Check each line of the data, and copy those where "Active" appears.
____ Given records
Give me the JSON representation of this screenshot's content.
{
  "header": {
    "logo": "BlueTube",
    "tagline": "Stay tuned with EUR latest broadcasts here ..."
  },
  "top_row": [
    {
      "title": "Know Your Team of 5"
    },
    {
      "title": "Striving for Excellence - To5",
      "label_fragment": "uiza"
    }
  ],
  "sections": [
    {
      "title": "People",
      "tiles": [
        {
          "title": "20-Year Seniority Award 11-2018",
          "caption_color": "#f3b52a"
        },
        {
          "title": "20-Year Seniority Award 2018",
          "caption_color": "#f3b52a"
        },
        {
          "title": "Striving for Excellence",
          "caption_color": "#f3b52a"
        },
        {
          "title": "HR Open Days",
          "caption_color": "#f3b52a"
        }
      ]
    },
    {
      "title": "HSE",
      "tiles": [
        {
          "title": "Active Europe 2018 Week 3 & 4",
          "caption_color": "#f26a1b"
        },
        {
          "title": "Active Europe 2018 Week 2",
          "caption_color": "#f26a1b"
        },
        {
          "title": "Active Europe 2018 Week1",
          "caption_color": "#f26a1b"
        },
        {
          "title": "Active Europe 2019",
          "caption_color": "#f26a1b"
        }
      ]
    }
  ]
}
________
**Result for this task:**
          "title": "Active Europe 2018 Week 3 & 4",
          "title": "Active Europe 2018 Week 2",
          "title": "Active Europe 2018 Week1",
          "title": "Active Europe 2019",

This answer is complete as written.